I first encountered the word “tatema” in Mario Montaño’s 1992 dissertation, “The History of Mexican Folk Foodways of South Texas: Street Vendors, Offal Foods, and Barbacoa de Cabeza.” He said “tatema” was derived from the Aztecs’ Nahuatl word “tlatemati,” which means “to burn,” and in Spanish, “tatemar” means to roast or grill. In Texas, I’ve only seen “tatema” used to describe barbacoa in the Uvalde area, but I think it’s a useful way to differentiate between the traditional process for barbacoa that’s cooked in the ground and that of this newer version.

Servantes’s father, Ernest Servantes Sr., “has mastered the craft” of tatema, according to the younger Servantes. “That’s the treat of going home,” he says about the mesquite smoke in the air and the aroma that fills the house in the morning from the slow cooker where the smoked beef cheeks are finished overnight. “Waking up to that smell is better than Folgers coffee,” Servantes Jr. said. You can find tatema on taco menus around Uvalde, and Servantes Jr. wanted to carry that hometown tradition to his restaurant when it opened in 2020.

Servantes Jr. said Burnt Bean Co.’s process for preparing beef cheeks is “basically the same way we do it in the backyard in Uvalde.” He smokes unseasoned beef cheeks with post oak for seven to eight hours until the surfaces are dry. “They literally look like charcoal,” he said. Then they go into a deep pan with seasonings, onions, garlic, brisket tallow, and water. Everything is covered and placed in the oven to finish.  

Once the beef cheeks reach a certain level of tenderness, Servantes Jr. knows they’re done. He sifts through them to pick out any chunks of fat he missed in the trimming process and any bits of gristle. He calls the finished version of his tatema limpio, meaning “clean.” He eventually switched the name from “tatema” to “barbacoa” on the menu to eliminate confusion from customers. Even then, some of them weren’t convinced the dish was barbacoa. The limpio presentation and the heavy flavor of smoke had some mistaking it for chopped brisket, but there’s no mistaking the richness provided by all that gelatin in the beef cheek.

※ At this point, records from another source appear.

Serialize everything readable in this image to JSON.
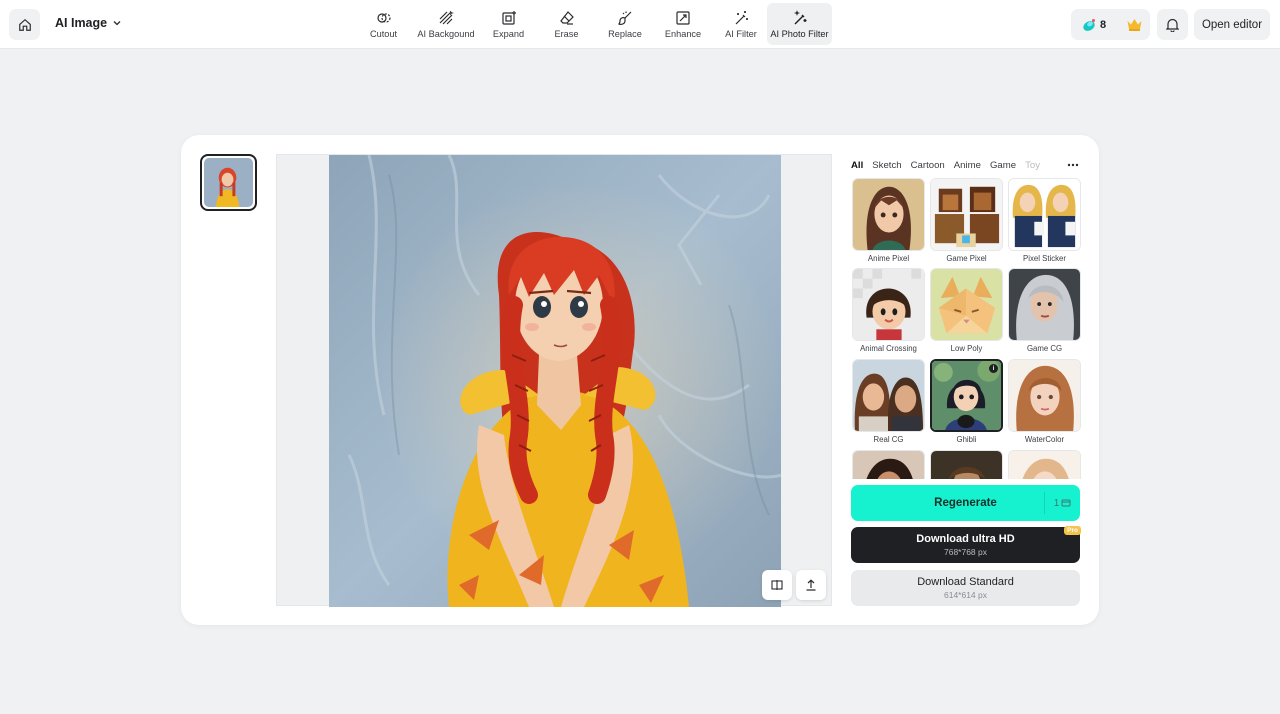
{
  "header": {
    "app_title": "AI Image",
    "credits": "8",
    "open_editor_label": "Open editor"
  },
  "tools": [
    {
      "label": "Cutout",
      "icon": "cutout-icon"
    },
    {
      "label": "AI Backgound",
      "icon": "ai-background-icon"
    },
    {
      "label": "Expand",
      "icon": "expand-icon"
    },
    {
      "label": "Erase",
      "icon": "eraser-icon"
    },
    {
      "label": "Replace",
      "icon": "brush-icon"
    },
    {
      "label": "Enhance",
      "icon": "enhance-icon"
    },
    {
      "label": "AI Filter",
      "icon": "magic-wand-icon"
    },
    {
      "label": "AI Photo Filter",
      "icon": "magic-wand-sparkle-icon",
      "active": true
    }
  ],
  "filter_panel": {
    "categories": [
      "All",
      "Sketch",
      "Cartoon",
      "Anime",
      "Game",
      "Toy"
    ],
    "active_category": "All",
    "filters": [
      {
        "label": "Anime Pixel"
      },
      {
        "label": "Game Pixel"
      },
      {
        "label": "Pixel Sticker"
      },
      {
        "label": "Animal Crossing"
      },
      {
        "label": "Low Poly"
      },
      {
        "label": "Game CG"
      },
      {
        "label": "Real CG"
      },
      {
        "label": "Ghibli",
        "selected": true
      },
      {
        "label": "WaterColor"
      }
    ]
  },
  "actions": {
    "regenerate_label": "Regenerate",
    "regenerate_cost": "1",
    "download_hd_label": "Download ultra HD",
    "download_hd_size": "768*768 px",
    "pro_badge": "Pro",
    "download_std_label": "Download Standard",
    "download_std_size": "614*614 px"
  },
  "colors": {
    "accent": "#16f2d0",
    "dark_button": "#1f2023",
    "pro_badge": "#f5c24a"
  }
}
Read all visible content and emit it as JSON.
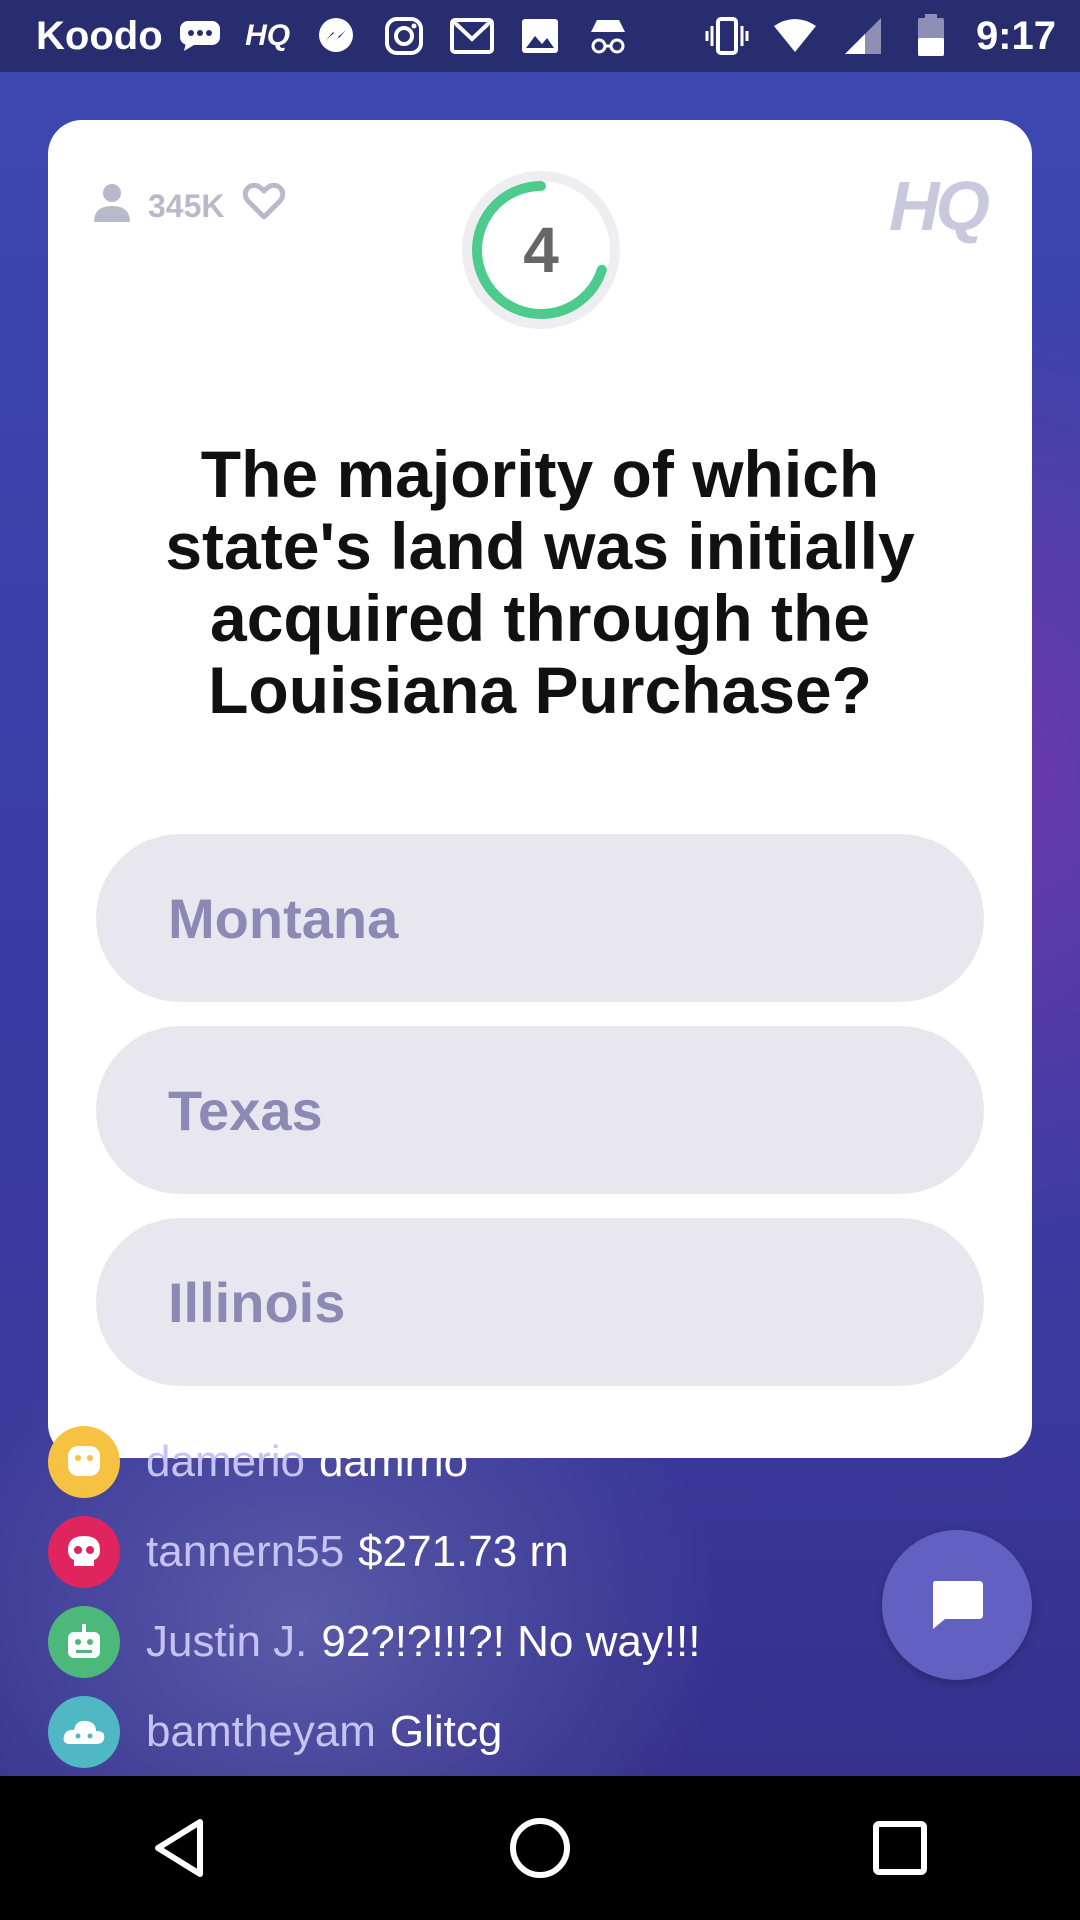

In the San Antonio episode, Fermín Núñez, chef at Suerte and Este, both in Austin, made a statement that stuck with me. He explained Texas taco culture as a pyramid with three sides. One side is made up of the Mexican-style tacos made by taqueros who showcase the tacos of their homeland, the second side is breakfast tacos, and the third side is barbecue tacos. It’s amazing that restaurant barbecue tacos have come so far so quickly since Valentina’s popularized them in 2013. Zavala said he was excited to tell his restaurant’s story on Taco Chronicles and maybe drum up more business. While watching the show, he realized how proud he was to be representing Texas barbecue-taco culture. “It was Texas. It was Chicano,” he said of what he saw on the screen, adding, “[The barbecue taco] is our piece of who we are.”